When We Talk About Quality of Life
A fierce debate regarding the way in which we talk about "quality of life" took place in Norway this spring. In an attempt to defend selective abortion of chromosomal abnormalities such as Down syndrome, Aksel Braanen Sterri (a newspaper columnist at the time) pondered whether such lives are "worthy of living." According to Sterri, a life with Down syndrome is significantly less worth than a "normal" life. Thus, women carrying fetuses with Down syndrome must be justified in choosing abortion.
Sterri's reflections were an exercise in applied moral philosophy. Enraged respondents, however, would not accept the reflections as mere speculations. According to some—including relatives of people with Down syndrome—Sterri crossed a line of decency when implying that the value of life of persons with Down syndrome (or similar disabilities) is reduced merely because of the syndrome.
Quality of life vs. moral value
There is a pattern here. In many bioethical debates, declarations of quality of life are taken to concern the moral value and dignity of the same life. For instance, when proponents declare that assisted suicide should be offered because some people have abysmal quality of life, opponents often respond that ascribing low quality of life to a person robs that same person of his or her moral value. Thus, if dignity is to be upheld, we must not make assertions about people’s quality of life.
However, the distinction between quality of life and the moral value of life is an important one—and must be upheld. We need a specific language for speaking about the many aspects of quality of life. When we talk about quality of life we must be able to do so frankly, without being taken to devalue the moral value, dignity and moral rights of the person involved.
This distinction is well-known to philosophers, but it must be restated and introduced within public debates on bioethics. On the one hand, there is the moral value of the human person, which is closely related to human dignity and the moral right to life. This moral value should always and everywhere be affirmed as intrinsic, equal among all fellow humans, and—importantly—independent of quality of life.
What is quality of life?
On the other hand, there is quality of life—which we also should be allowed to speak of. I propose a distinction between subjective and objective quality of life. Subjective quality of life is the person’s own assessment of how well their life is going, as when people are asked: “On a scale from one to ten, how satisfied are you with your life?” However, for any given person this number appears to be quite stable. For instance, the lottery winner’s boost to subjective satisfaction is only temporary. Before long, he or she is more or less back at his or her default happiness level. Therefore, even though assigning a number regarding how well life is going provides a glimpse into the person’s life and their assessment of it, such a numerical value is arguably of limited value.

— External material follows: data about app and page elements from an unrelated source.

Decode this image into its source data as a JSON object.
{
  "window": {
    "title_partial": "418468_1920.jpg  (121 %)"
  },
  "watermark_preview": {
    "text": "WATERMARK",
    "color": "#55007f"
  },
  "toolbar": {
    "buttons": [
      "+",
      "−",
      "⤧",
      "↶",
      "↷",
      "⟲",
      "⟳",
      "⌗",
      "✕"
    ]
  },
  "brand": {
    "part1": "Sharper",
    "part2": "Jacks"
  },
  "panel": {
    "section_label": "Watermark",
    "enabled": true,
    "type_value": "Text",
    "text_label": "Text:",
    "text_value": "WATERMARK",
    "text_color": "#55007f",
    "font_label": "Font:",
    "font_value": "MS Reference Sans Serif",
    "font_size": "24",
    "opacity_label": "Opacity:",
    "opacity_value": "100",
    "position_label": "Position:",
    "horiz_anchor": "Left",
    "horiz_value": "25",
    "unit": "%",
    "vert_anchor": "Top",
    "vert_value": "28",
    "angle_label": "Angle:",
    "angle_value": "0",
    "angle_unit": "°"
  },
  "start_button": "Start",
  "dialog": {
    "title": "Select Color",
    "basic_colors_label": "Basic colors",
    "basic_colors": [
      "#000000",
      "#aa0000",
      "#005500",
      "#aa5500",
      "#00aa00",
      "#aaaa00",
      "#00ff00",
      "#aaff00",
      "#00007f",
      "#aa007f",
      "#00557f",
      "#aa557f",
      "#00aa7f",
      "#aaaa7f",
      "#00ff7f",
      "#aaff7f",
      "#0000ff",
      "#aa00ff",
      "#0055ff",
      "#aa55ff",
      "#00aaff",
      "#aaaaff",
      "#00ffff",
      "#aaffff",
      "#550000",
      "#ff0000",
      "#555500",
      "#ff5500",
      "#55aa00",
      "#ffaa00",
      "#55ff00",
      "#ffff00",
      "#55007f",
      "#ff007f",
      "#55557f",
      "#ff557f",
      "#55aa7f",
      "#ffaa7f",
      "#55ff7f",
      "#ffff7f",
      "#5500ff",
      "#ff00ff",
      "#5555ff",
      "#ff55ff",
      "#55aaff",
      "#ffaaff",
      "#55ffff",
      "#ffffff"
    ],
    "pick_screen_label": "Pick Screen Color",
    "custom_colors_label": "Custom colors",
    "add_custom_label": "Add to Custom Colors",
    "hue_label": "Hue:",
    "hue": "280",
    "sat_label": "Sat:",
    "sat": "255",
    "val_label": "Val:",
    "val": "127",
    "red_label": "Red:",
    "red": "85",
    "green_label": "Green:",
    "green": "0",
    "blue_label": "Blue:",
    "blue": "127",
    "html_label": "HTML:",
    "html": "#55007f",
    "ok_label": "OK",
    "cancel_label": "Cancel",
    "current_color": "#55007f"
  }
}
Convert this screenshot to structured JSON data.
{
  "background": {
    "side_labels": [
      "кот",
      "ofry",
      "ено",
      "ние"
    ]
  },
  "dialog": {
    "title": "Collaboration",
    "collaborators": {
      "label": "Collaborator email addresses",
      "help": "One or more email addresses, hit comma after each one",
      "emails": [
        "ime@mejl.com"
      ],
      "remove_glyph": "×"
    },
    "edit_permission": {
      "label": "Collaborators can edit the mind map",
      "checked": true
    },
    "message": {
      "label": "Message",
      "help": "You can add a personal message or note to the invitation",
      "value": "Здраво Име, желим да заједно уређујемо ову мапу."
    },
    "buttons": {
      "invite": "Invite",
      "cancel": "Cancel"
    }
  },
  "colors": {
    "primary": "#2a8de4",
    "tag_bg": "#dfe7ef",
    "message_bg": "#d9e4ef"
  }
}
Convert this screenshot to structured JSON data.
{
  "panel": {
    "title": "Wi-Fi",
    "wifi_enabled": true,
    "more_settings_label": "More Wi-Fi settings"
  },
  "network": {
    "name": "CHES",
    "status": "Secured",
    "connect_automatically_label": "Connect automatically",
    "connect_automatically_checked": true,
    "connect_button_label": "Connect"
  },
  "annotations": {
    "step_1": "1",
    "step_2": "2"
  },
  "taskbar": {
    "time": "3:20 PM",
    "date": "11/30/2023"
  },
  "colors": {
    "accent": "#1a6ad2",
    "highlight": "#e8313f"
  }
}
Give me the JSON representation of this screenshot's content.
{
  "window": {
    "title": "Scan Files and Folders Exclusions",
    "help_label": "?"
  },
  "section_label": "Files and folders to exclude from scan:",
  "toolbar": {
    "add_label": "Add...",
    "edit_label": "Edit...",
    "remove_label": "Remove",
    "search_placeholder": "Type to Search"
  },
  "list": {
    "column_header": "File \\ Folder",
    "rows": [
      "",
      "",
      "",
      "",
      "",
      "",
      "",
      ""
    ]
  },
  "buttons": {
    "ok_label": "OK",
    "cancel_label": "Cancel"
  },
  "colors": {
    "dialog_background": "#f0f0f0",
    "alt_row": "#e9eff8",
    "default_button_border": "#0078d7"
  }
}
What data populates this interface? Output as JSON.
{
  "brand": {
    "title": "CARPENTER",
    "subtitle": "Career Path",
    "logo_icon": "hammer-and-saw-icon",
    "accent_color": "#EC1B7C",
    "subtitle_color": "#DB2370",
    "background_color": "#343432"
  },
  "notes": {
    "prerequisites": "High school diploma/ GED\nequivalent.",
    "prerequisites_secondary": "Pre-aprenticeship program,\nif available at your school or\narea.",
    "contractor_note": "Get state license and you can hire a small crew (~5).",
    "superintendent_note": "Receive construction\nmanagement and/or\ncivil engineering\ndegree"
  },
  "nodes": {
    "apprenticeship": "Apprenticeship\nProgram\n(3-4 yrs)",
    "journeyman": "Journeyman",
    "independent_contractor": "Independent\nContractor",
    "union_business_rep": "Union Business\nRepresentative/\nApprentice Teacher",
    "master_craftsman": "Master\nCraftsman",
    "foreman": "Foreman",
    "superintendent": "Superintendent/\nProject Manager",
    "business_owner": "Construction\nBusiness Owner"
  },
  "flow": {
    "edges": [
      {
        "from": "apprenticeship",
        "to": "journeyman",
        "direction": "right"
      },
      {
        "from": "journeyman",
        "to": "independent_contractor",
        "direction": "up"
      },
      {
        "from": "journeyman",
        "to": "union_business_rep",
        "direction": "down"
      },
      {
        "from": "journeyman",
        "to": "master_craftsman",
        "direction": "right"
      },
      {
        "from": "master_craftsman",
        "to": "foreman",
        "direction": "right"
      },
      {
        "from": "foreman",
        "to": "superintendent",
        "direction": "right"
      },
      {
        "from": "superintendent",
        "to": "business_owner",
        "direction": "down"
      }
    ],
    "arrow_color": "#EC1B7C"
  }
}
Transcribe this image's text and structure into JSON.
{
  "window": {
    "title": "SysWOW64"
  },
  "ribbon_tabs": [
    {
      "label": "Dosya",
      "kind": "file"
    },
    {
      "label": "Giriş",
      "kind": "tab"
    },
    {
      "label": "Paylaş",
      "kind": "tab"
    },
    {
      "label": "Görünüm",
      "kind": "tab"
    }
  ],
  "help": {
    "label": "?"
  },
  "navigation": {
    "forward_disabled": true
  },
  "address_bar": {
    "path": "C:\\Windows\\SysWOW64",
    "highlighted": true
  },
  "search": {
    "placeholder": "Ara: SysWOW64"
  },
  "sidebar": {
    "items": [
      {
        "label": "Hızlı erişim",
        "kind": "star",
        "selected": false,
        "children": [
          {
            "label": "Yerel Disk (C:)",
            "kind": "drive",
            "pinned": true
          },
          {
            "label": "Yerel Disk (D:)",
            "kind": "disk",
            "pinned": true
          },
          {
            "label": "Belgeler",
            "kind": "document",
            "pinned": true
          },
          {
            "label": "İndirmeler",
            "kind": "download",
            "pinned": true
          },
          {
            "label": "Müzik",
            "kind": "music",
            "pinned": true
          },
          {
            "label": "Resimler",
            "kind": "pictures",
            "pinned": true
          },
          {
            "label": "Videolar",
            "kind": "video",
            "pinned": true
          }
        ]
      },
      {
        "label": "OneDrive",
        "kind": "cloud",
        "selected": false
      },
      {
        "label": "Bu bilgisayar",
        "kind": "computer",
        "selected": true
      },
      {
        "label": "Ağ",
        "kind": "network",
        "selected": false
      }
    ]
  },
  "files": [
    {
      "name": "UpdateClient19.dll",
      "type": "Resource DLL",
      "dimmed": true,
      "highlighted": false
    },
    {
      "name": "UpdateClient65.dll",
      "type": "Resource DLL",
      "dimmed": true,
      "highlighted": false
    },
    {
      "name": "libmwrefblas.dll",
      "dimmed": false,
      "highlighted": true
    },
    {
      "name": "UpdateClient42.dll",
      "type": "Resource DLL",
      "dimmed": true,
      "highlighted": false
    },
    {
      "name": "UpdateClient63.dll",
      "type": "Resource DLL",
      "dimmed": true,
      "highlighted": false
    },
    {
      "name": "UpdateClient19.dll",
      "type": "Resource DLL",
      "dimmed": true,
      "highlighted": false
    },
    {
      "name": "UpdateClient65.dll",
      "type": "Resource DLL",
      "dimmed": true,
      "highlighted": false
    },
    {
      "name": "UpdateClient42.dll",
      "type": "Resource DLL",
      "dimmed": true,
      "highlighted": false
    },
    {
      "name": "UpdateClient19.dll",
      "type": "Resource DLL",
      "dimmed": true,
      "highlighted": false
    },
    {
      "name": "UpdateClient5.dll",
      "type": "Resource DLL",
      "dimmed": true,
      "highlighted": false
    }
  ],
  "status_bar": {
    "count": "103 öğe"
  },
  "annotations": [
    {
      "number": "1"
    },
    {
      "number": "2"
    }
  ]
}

Objective quality of life, however, is a much subtler notion. Arguably, Aristotle’s account of the good life—eudaimonia—got the basics right: the good life involves living in accordance with virtue. And the virtues are the character traits, such as bravery and wisdom, that define the good person. The person who is truly flourishing is realizing the capacities central to their nature as human being. In an account of the virtues, therefore, we see the contours of what it means to live a good life; to flourish, to have objective quality of life. Having such a life is truly desirable.
Obstacles to the realization of such objective quality of life can be external factors such as poverty, but also internal factors such as diseases, a lack of virtue or a developmental disorder. Consider a person with a moderate degree of intellectual disability. He or she could have high subjective quality of life. When it comes to objective quality of life and the realization of human abilities, however, things become more complex. Certain paths towards the good life—perhaps those most strongly reliant on cognitive skills—will be wholly or partially closed for that person. This is sad, but nevertheless a fact. However, the person might have developed other important skills to a high degree, such as the ability to give and receive love. Again, my point is that we need a vocabulary to speak of such matters without being taken as reducing the person’s moral value and human dignity.
Where does this leave subjective quality of life? The hedonist’s grave error is to exalt such satisfaction to the only thing that truly counts. For some governments, quantifiable notions of life satisfaction have gained traction and assumed a wholly unearned significance. In such jurisdictions, moving citizens up the scale has then been touted as an important goal—perhaps even the overarching goal—of politics.
The much richer concept of eudaimonia, on the other hand, is what a morally sane community should strive for. A morally upright society educates its young so that they have the opportunity to realize the virtues in their own lives.
However, any given account of the virtues, of flourishing and of objective quality of life, might be more or less off the mark. Famously, Aristotle’s blind spots led him to a notion of virtue too centred on cognitive abilities and—according to himself—unattainable for women and slaves. We are not likely to make this particular mistake, but must take care not to make other similar mistakes that we are more prone to. Simply put: Any plausible account of the good life must be sufficiently “open” to give room for a plenitude of good lives.